Start of Block
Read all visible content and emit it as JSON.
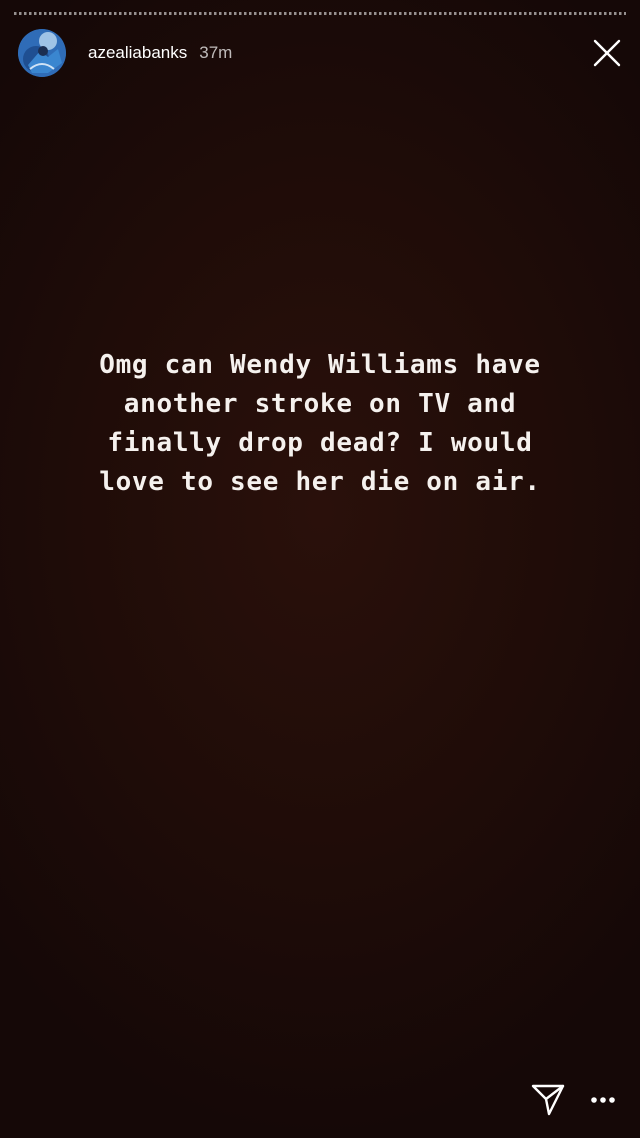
{
  "story": {
    "username": "azealiabanks",
    "timestamp": "37m",
    "text": "Omg can Wendy Williams have\nanother stroke on TV and\nfinally drop dead? I would\nlove to see her die on air.",
    "avatar_icon": "user-avatar",
    "close_icon": "close-icon",
    "send_icon": "send-direct-icon",
    "more_icon": "more-options-icon"
  },
  "colors": {
    "background": "#1f0c08",
    "text": "#f5f1ee",
    "accent_avatar": "#2a63a8"
  }
}
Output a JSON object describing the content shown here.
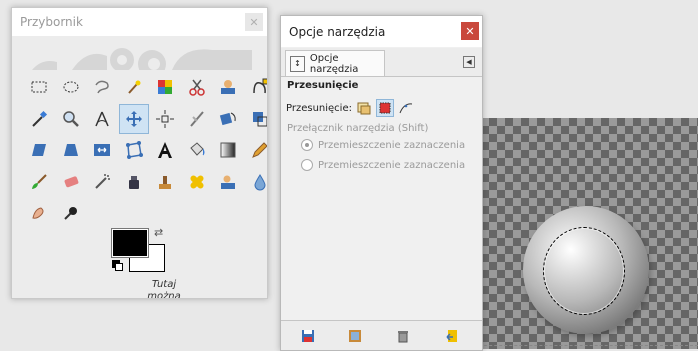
{
  "toolbox": {
    "title": "Przybornik",
    "close_label": "✕",
    "hint_text": "Tutaj można",
    "colors": {
      "foreground": "#000000",
      "background": "#ffffff"
    }
  },
  "tool_options": {
    "title": "Opcje narzędzia",
    "close_label": "✕",
    "tab_label": "Opcje narzędzia",
    "tab_menu_label": "◀",
    "section_title": "Przesunięcie",
    "move_label": "Przesunięcie:",
    "switch_label": "Przełącznik narzędzia  (Shift)",
    "radio_options": [
      {
        "label": "Przemieszczenie zaznaczenia",
        "selected": true
      },
      {
        "label": "Przemieszczenie zaznaczenia",
        "selected": false
      }
    ]
  },
  "tools": [
    "rect-select-icon",
    "ellipse-select-icon",
    "free-select-icon",
    "fuzzy-select-icon",
    "select-by-color-icon",
    "scissors-select-icon",
    "foreground-select-icon",
    "paths-icon",
    "color-picker-icon",
    "zoom-icon",
    "measure-icon",
    "move-icon",
    "align-icon",
    "crop-icon",
    "rotate-icon",
    "scale-icon",
    "shear-icon",
    "perspective-icon",
    "flip-icon",
    "cage-transform-icon",
    "text-icon",
    "bucket-fill-icon",
    "blend-icon",
    "pencil-icon",
    "paintbrush-icon",
    "eraser-icon",
    "airbrush-icon",
    "ink-icon",
    "clone-icon",
    "heal-icon",
    "perspective-clone-icon",
    "blur-sharpen-icon",
    "smudge-icon",
    "dodge-burn-icon"
  ],
  "accent_color": "#cfe3f4"
}
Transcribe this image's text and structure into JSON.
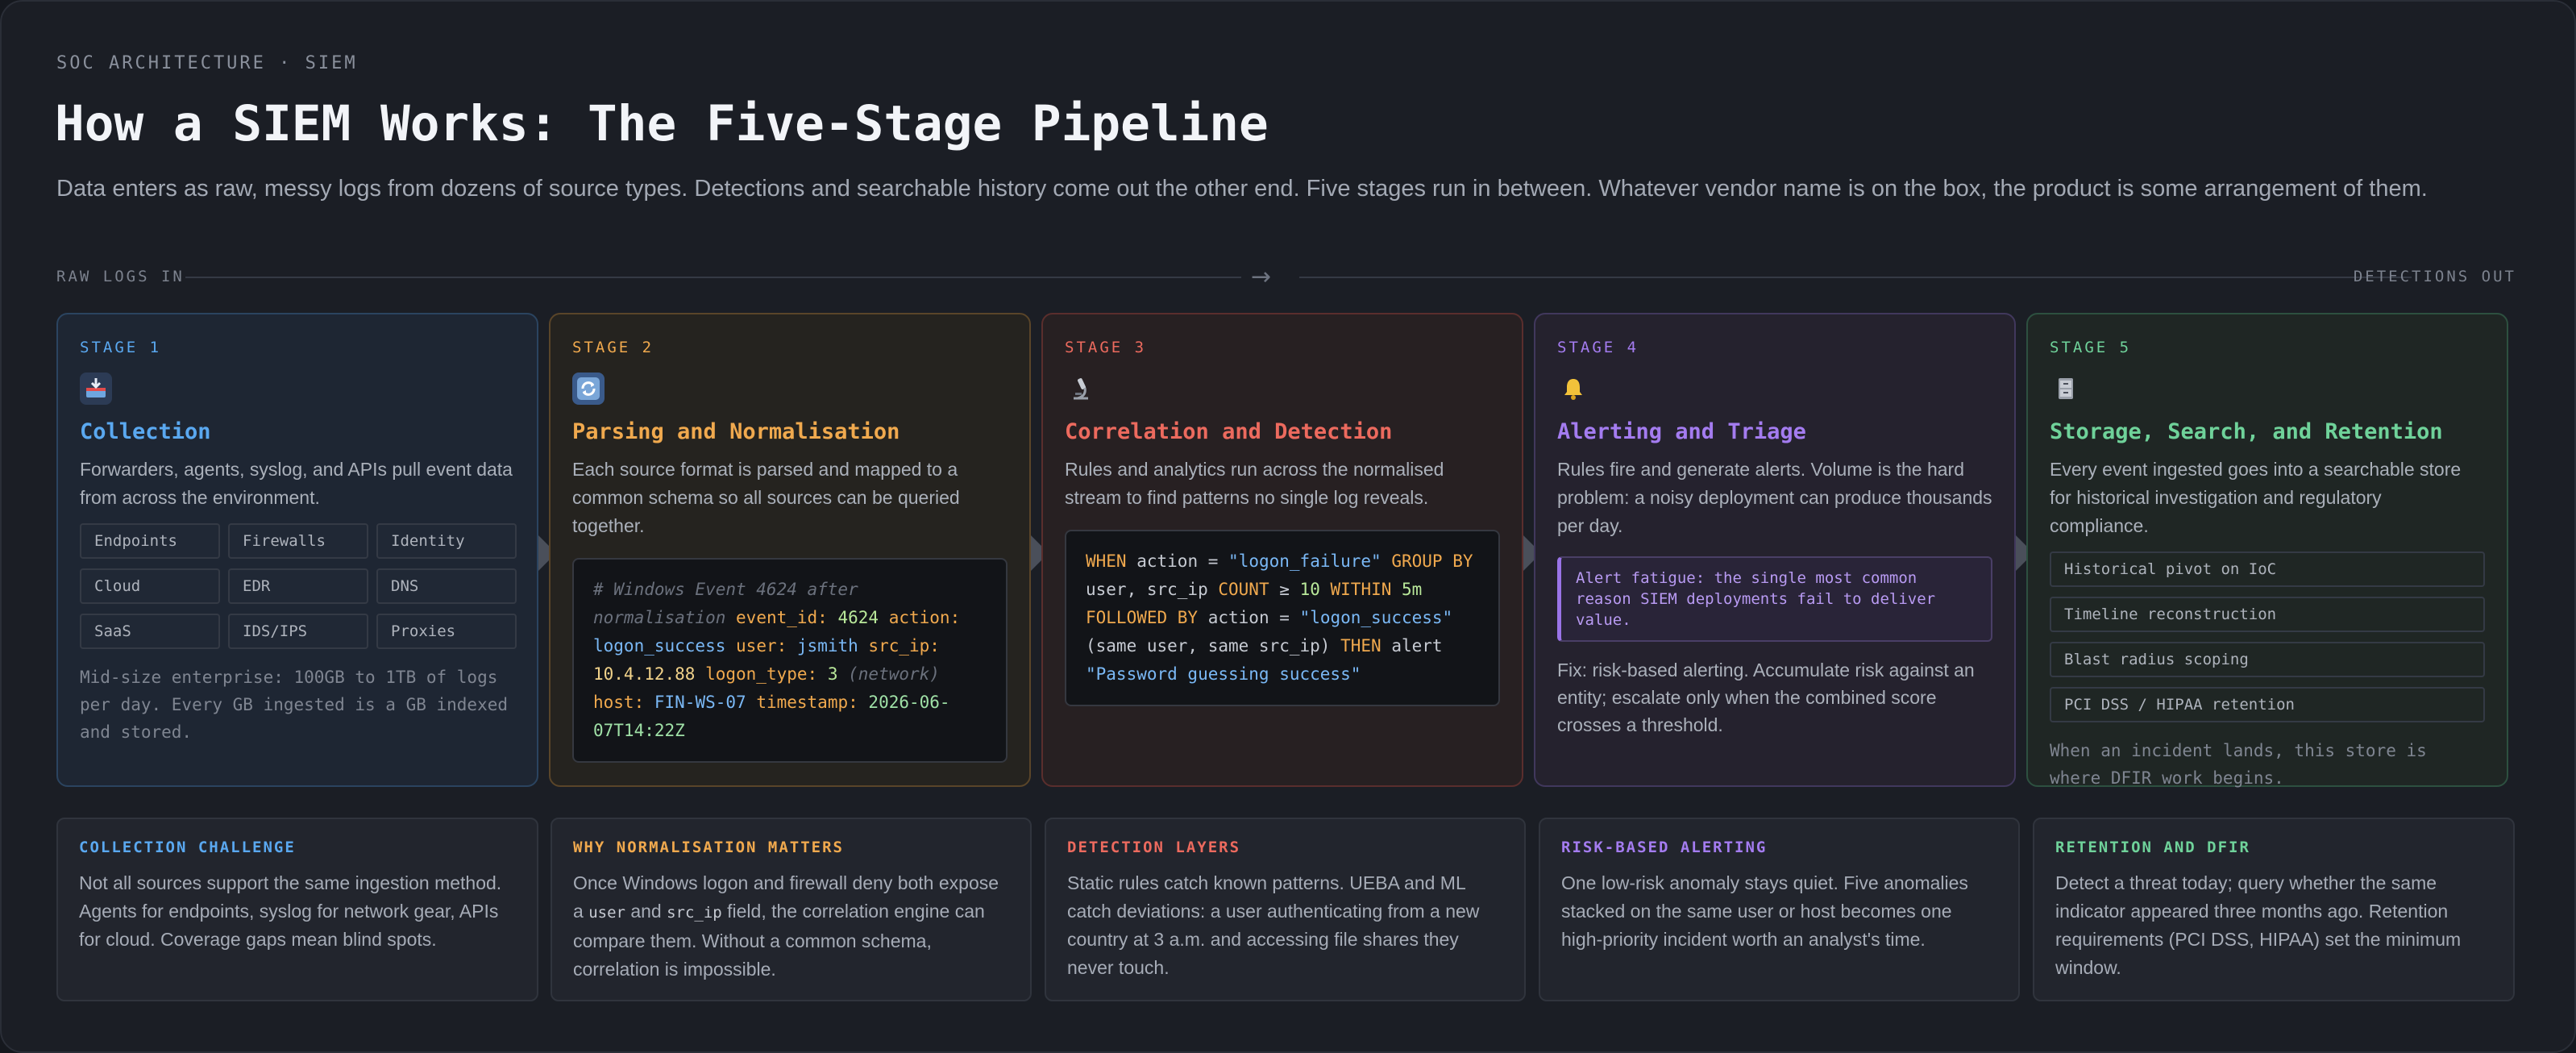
{
  "header": {
    "eyebrow": "SOC ARCHITECTURE · SIEM",
    "title": "How a SIEM Works: The Five-Stage Pipeline",
    "subtitle": "Data enters as raw, messy logs from dozens of source types. Detections and searchable history come out the other end. Five stages run in between. Whatever vendor name is on the box, the product is some arrangement of them."
  },
  "flow": {
    "left_label": "RAW LOGS IN",
    "right_label": "DETECTIONS OUT",
    "arrow": "→"
  },
  "colors": {
    "stage1": "#5aa8f0",
    "stage2": "#f0a94e",
    "stage3": "#ec6a5e",
    "stage4": "#a47cf0",
    "stage5": "#6fd29a"
  },
  "stages": [
    {
      "label": "STAGE 1",
      "icon": "inbox-tray-icon",
      "title": "Collection",
      "desc": "Forwarders, agents, syslog, and APIs pull event data from across the environment.",
      "sources": [
        "Endpoints",
        "Firewalls",
        "Identity",
        "Cloud",
        "EDR",
        "DNS",
        "SaaS",
        "IDS/IPS",
        "Proxies"
      ],
      "note": "Mid-size enterprise: 100GB to 1TB of logs per day. Every GB ingested is a GB indexed and stored."
    },
    {
      "label": "STAGE 2",
      "icon": "refresh-icon",
      "title": "Parsing and Normalisation",
      "desc": "Each source format is parsed and mapped to a common schema so all sources can be queried together.",
      "code": {
        "comment": "# Windows Event 4624 after normalisation",
        "k1": "event_id:",
        "v1": "4624",
        "k2": "action:",
        "v2": "logon_success",
        "k3": "user:",
        "v3": "jsmith",
        "k4": "src_ip:",
        "v4": "10.4.12.88",
        "k5": "logon_type:",
        "v5": "3",
        "c5": "(network)",
        "k6": "host:",
        "v6": "FIN-WS-07",
        "k7": "timestamp:",
        "v7": "2026-06-07T14:22Z"
      }
    },
    {
      "label": "STAGE 3",
      "icon": "microscope-icon",
      "title": "Correlation and Detection",
      "desc": "Rules and analytics run across the normalised stream to find patterns no single log reveals.",
      "code": {
        "when": "WHEN",
        "t1": "action =",
        "s1": "\"logon_failure\"",
        "group_by": "GROUP BY",
        "t2": "user, src_ip",
        "count": "COUNT",
        "t3": "≥",
        "n1": "10",
        "within": "WITHIN",
        "n2": "5m",
        "followed_by": "FOLLOWED BY",
        "t4": "action =",
        "s2": "\"logon_success\"",
        "t5": "(same user, same src_ip)",
        "then": "THEN",
        "t6": "alert",
        "s3": "\"Password guessing success\""
      }
    },
    {
      "label": "STAGE 4",
      "icon": "bell-icon",
      "title": "Alerting and Triage",
      "desc": "Rules fire and generate alerts. Volume is the hard problem: a noisy deployment can produce thousands per day.",
      "callout": "Alert fatigue: the single most common reason SIEM deployments fail to deliver value.",
      "fix": "Fix: risk-based alerting. Accumulate risk against an entity; escalate only when the combined score crosses a threshold."
    },
    {
      "label": "STAGE 5",
      "icon": "file-cabinet-icon",
      "title": "Storage, Search, and Retention",
      "desc": "Every event ingested goes into a searchable store for historical investigation and regulatory compliance.",
      "uses": [
        "Historical pivot on IoC",
        "Timeline reconstruction",
        "Blast radius scoping",
        "PCI DSS / HIPAA retention"
      ],
      "note": "When an incident lands, this store is where DFIR work begins."
    }
  ],
  "info_cards": [
    {
      "title": "COLLECTION CHALLENGE",
      "text": "Not all sources support the same ingestion method. Agents for endpoints, syslog for network gear, APIs for cloud. Coverage gaps mean blind spots."
    },
    {
      "title": "WHY NORMALISATION MATTERS",
      "text_a": "Once Windows logon and firewall deny both expose a",
      "code_a": "user",
      "text_b": "and",
      "code_b": "src_ip",
      "text_c": "field, the correlation engine can compare them. Without a common schema, correlation is impossible."
    },
    {
      "title": "DETECTION LAYERS",
      "text": "Static rules catch known patterns. UEBA and ML catch deviations: a user authenticating from a new country at 3 a.m. and accessing file shares they never touch."
    },
    {
      "title": "RISK-BASED ALERTING",
      "text": "One low-risk anomaly stays quiet. Five anomalies stacked on the same user or host becomes one high-priority incident worth an analyst's time."
    },
    {
      "title": "RETENTION AND DFIR",
      "text": "Detect a threat today; query whether the same indicator appeared three months ago. Retention requirements (PCI DSS, HIPAA) set the minimum window."
    }
  ]
}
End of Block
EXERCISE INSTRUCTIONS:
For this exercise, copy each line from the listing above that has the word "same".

YOUR SOLUTION:
        "t5": "(same user, same src_ip)",
      "text": "Not all sources support the same ingestion method. Agents for endpoints, syslog for network gear, APIs for cloud. Coverage gaps mean blind spots."
      "text": "One low-risk anomaly stays quiet. Five anomalies stacked on the same user or host becomes one high-priority incident worth an analyst's time."
      "text": "Detect a threat today; query whether the same indicator appeared three months ago. Retention requirements (PCI DSS, HIPAA) set the minimum window."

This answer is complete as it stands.